PROVIDED ENTRIES:
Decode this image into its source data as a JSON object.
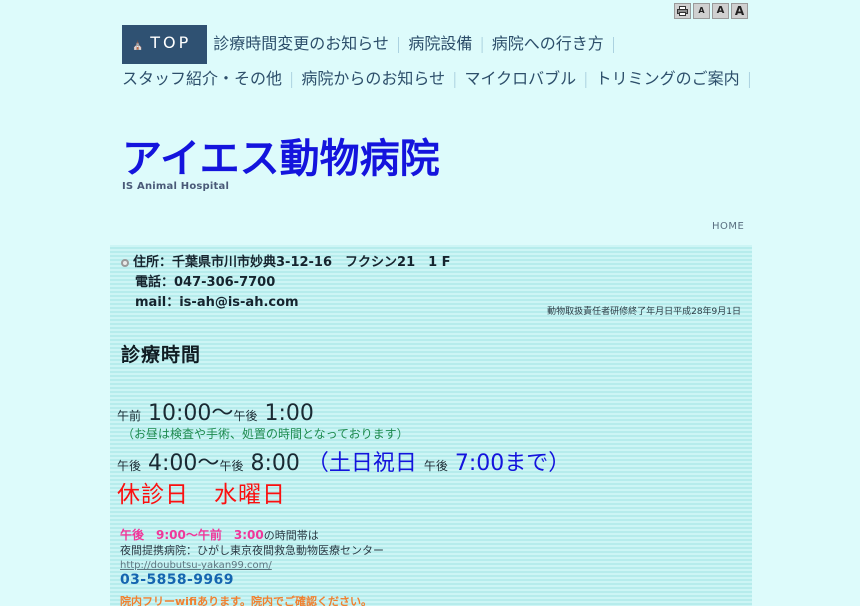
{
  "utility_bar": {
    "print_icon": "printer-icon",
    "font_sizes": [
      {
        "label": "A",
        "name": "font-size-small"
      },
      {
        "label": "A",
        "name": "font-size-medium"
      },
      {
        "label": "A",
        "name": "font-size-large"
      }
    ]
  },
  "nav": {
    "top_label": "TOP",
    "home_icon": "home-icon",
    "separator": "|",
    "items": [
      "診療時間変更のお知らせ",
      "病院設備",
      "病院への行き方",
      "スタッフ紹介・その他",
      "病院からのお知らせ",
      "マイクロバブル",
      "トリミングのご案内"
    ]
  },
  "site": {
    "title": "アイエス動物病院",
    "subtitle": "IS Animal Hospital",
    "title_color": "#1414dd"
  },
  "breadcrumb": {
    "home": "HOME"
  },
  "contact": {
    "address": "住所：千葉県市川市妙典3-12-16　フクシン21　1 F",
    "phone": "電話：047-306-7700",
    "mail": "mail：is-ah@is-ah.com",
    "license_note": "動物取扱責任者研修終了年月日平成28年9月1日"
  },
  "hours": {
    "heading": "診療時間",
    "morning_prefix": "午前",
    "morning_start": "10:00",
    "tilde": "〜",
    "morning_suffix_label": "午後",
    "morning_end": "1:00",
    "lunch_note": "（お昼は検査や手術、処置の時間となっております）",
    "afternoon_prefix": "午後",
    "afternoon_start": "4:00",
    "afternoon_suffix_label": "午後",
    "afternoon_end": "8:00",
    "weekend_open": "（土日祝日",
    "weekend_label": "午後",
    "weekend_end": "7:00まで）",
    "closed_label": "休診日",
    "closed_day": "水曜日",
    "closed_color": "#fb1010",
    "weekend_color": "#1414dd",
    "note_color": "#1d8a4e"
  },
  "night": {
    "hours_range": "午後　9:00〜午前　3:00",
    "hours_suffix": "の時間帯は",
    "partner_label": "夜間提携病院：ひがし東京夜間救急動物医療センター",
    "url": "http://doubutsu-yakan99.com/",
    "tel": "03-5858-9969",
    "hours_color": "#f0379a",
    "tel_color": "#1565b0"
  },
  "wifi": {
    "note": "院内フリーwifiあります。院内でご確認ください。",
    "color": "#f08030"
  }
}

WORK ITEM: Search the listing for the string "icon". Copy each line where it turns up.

ANSWER BOX:
    "print_icon": "printer-icon",
    "home_icon": "home-icon",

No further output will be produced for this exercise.